Bahrain violence 'used to force Shia out' of Sunni kingdom
Shia leaders have accused the Bahraini government of using violence, intimidation and mass sackings to drive their community out.
Bahrain's Crown Prince Salman bin Hamad al-Khalifa met David Cameron in London yesterday in an attempt to restore the island's tarnished reputation, but there is no sign of government repression easing. Critics of the regime say that Prince Salman – once an advocate of dialogue with the majority Shia community – has lost influence to Saudi-backed hardliners within the al-Khalifa royal family.

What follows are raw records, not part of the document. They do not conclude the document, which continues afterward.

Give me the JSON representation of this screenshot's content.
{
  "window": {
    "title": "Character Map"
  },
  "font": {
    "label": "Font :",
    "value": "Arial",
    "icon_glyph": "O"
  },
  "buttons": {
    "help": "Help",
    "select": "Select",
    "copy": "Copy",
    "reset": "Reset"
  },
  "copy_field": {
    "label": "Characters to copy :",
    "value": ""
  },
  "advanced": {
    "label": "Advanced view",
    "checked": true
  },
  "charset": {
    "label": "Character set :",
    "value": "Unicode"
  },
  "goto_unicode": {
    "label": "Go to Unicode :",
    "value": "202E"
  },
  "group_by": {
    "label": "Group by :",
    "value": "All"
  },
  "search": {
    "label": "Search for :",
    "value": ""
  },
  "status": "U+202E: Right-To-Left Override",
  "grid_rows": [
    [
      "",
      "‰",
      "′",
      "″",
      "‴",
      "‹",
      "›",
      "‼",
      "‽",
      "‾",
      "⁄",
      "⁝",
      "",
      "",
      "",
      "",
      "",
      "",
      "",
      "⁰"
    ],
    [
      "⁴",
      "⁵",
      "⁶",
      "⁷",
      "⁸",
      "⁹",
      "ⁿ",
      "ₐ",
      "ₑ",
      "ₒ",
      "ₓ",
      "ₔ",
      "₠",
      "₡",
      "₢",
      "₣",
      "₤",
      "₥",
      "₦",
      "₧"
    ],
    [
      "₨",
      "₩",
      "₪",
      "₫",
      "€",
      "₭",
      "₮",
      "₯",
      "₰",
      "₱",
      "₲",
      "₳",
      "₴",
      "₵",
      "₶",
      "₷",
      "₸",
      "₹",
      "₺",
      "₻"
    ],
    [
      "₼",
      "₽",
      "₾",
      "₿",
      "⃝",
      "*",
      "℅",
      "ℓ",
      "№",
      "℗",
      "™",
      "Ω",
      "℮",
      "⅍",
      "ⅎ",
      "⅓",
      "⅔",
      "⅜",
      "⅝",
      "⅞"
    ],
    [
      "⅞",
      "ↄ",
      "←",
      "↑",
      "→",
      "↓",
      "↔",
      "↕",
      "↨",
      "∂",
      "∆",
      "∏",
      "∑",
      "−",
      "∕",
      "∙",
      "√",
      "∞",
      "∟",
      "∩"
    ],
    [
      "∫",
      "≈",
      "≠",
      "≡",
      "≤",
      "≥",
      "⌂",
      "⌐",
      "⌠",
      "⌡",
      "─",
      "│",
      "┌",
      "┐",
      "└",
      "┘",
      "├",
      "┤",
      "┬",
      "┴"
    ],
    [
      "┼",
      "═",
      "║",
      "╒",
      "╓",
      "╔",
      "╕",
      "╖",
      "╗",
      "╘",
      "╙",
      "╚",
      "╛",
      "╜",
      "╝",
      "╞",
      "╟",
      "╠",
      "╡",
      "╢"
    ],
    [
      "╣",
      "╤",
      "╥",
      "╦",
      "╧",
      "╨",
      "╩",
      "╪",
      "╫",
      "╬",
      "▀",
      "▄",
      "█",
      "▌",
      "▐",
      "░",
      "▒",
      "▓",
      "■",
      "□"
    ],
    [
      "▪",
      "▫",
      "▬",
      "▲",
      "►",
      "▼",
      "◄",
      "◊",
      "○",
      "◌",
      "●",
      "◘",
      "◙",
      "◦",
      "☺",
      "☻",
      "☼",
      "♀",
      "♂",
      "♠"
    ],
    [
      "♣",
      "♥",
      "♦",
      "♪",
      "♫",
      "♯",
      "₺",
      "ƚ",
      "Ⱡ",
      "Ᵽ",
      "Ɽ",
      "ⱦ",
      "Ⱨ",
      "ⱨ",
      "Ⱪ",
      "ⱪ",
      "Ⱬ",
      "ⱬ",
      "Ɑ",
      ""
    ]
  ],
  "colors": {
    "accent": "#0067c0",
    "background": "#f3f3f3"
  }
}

A former minister in the Gulf state, who did not want to be named, said: "The government assault on the Shia only makes sense if the government intends to alter the demographic balance in Bahrain against the Shia and in favour of the Sunni." By alienating the majority community the al-Khalifas were making themselves wholly dependent on Saudi Arabia, he said.
Shia politicians in Bahrain say that demographic change is already under way. Ali al-Aswad, a Shia MP, said that about 2,000 employees, mostly Shia, had been dismissed or suspended. "The government is trying to force them and their families to leave Bahrain. Some have already gone to Kuwait and the United Arab Emirates and others are applying for visas to get work elsewhere." This figure is confirmed by the International Labour Organisation.
Mohammed Sadiq, of the Justice for Bahrain group, said that about 850 Bahraini students in Britain are having their grants withdrawn for attending pro-democracy rallies. Many are likely to apply for asylum. He says: "A further 1,500 Bahraini students in UK are funded privately but their future is often in doubt because their relatives at home who pay their fees have been arrested or sacked."
The bulldozing of at least 27 Shia mosques, along with many other religious meeting houses, since the start of the crackdown in mid-March has sent a message to the community as a whole that its future on the island is in doubt. Youssif al-Khoei of the al-Khoei Foundation, a UK-based charity, said: "One of the mosques demolished was 400 years old and its destruction, along with so many others, is deeply frightening to the Shia community in Bahrain which is one of the oldest in the world."
The population of Bahrain is 1.2 million, of which half are native Bahrainis and of these some 70 per cent are estimated to be Shia. The al-Khalifa monarchy is Sunni, as are almost all the 60,000-strong security forces. A long-standing Shia demand is that the government stops fast-tracking the naturalisation of foreign Sunni and refusing to grant citizenship to Shia. Mr Sadiq says that at least 10,000 and possibly 20,000 foreigners have "been granted Bahrain citizenship since the crackdown". In Pakistan a report that 1,000 security men were being recruited by Bahrain led to Shia-Sunni riots and may have led to the killing of a Saudi diplomat.
The excuse for the mass sackings in both the state and private sectors is their participation in a general strike in favour of democracy and reform on 13 March. Trade unions in Bahrain say that private employers have come under intense government pressure to dismiss workers who supported the protests. Mass firings have taken place at companies such as the Bahrain Petroleum Company and Gulf Air.
The severity of the crackdown in Bahrain is mystifying, say local politicians in the Gulf. "I expected the King to try to stay above the conflict rather than wholly join the Sunni side," said one political leader.
The pro-democracy protests were milder in Bahrain than in Tunisia, Egypt, Syria, Libya or Yemen and demonstrators made only limited demands for a change of regime. But the Saudi and al-Khalifa royal families appear to have panicked after the fall of Hosni Mubarak of Egypt. "The explanation for what happened is that the Saudis flipped," said one observer.
The Sunni kings of the Gulf rule in the only place on earth where absolute monarchies are still the norm and are paranoid about any threat to their status. Though there is no evidence of Iran's interference in Bahrain, they believe much of their own propaganda about it manipulating the pro-democracy protests. In reality the Bahraini Shia look to Najaf in Iraq for religious leadership. They have so far insisted that the Bahraini Shia response should be non-violent, but warn that this restraint cannot go on for ever.